The use of mobile phones as a data collection tool : a report from a household survey in South Africa

Tomlinson, Mark
Solomon, Wesley
Singh, Yages
Doherty, Tanya
Chopra, Mickey
Ijumba, Petrida
Tsai, Alexander C.
Jackson, Debra
Journal Title
Journal ISSN
Volume Title
BioMed Central
Background: To investigate the feasibility, the ease of implementation, and the extent to which community health workers with little experience of data collection could be trained and successfully supervised to collect data using mobile phones in a large baseline survey Methods: A web-based system was developed to allow electronic surveys or questionnaires to be designed on a word processor, sent to, and conducted on standard entry level mobile phones. Results: The web-based interface permitted comprehensive daily real-time supervision of CHW performance, with no data loss. The system permitted the early detection of data fabrication in combination with real-time quality control and data collector supervision. Conclusions: The benefits of mobile technology, combined with the improvement that mobile phones offer over PDA's in terms of data loss and uploading difficulties, make mobile phones a feasible method of data collection that needs to be further explored.
Publication of this article was funded by the Stellenbosch University Open Access Fund.
The original publication is available at
Community health workers -- South Africa, Community health workers -- South Africa -- Data processing
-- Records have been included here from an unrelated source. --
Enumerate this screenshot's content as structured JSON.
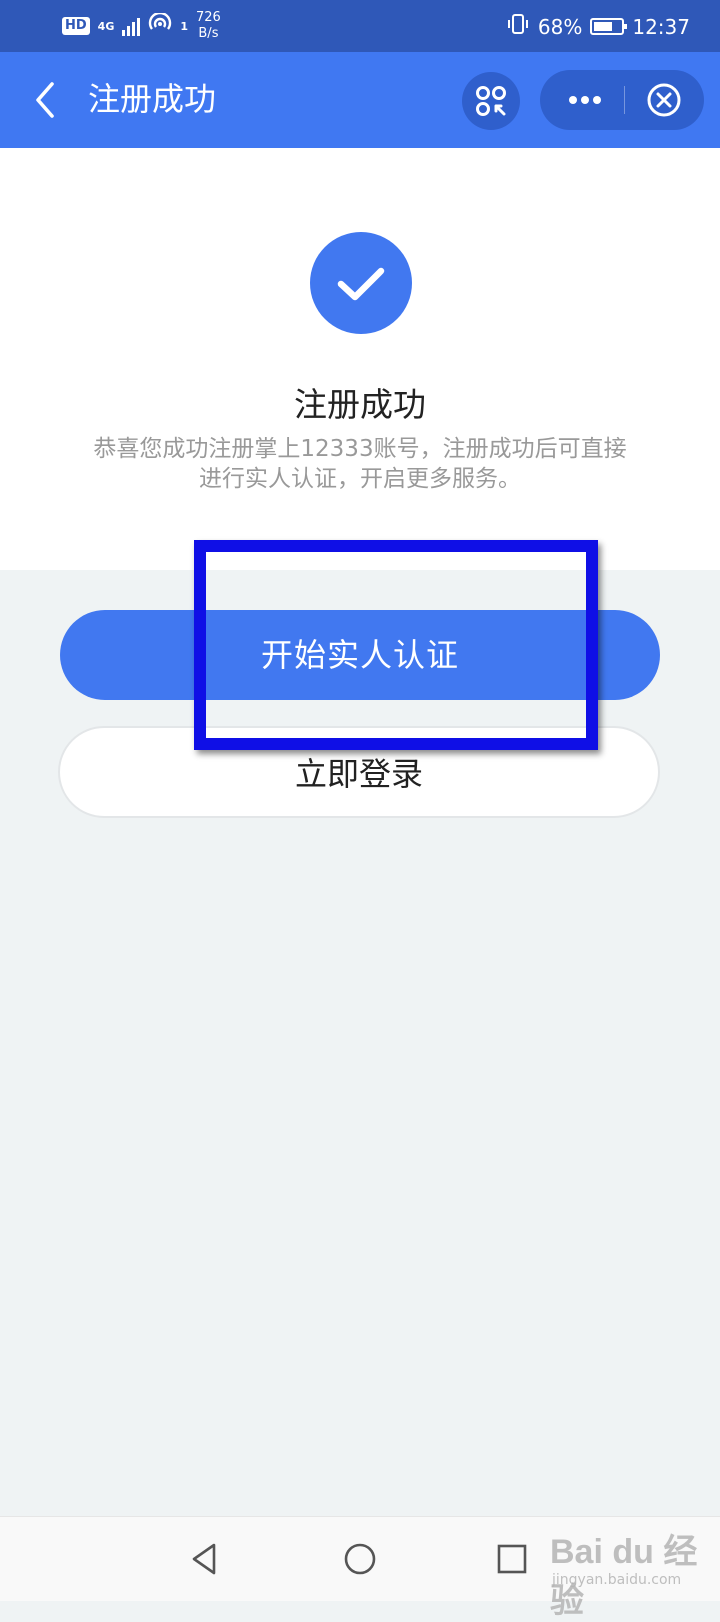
{
  "status_bar": {
    "hd_label": "HD",
    "network_label": "4G",
    "signal_slot": "1",
    "speed_value": "726",
    "speed_unit": "B/s",
    "battery_percent": "68%",
    "battery_level": 0.68,
    "time": "12:37"
  },
  "nav": {
    "title": "注册成功",
    "back_icon": "chevron-left-icon",
    "mini_app_icon": "mini-program-icon",
    "more_icon": "more-dots-icon",
    "close_icon": "close-circle-icon"
  },
  "success": {
    "icon": "check-icon",
    "title": "注册成功",
    "description_line1": "恭喜您成功注册掌上12333账号，注册成功后可直接",
    "description_line2": "进行实人认证，开启更多服务。"
  },
  "actions": {
    "verify_label": "开始实人认证",
    "login_label": "立即登录"
  },
  "system_nav": {
    "back_icon": "triangle-back-icon",
    "home_icon": "circle-home-icon",
    "recent_icon": "square-recent-icon"
  },
  "watermark": {
    "logo_text": "Bai du 经验",
    "url": "jingyan.baidu.com"
  },
  "colors": {
    "status_bar": "#2f58b8",
    "header": "#4078f2",
    "primary": "#4178f0",
    "highlight": "#0f0fe6",
    "page_bg": "#eff3f4"
  }
}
Tomlinson, M. et al. 2009. The use of mobile phones as a data collection tool: a report from a household survey in South Africa. BMC Medical Informatics and Decision Making, 9:51, doi:10.1186/1472-6947-9-51.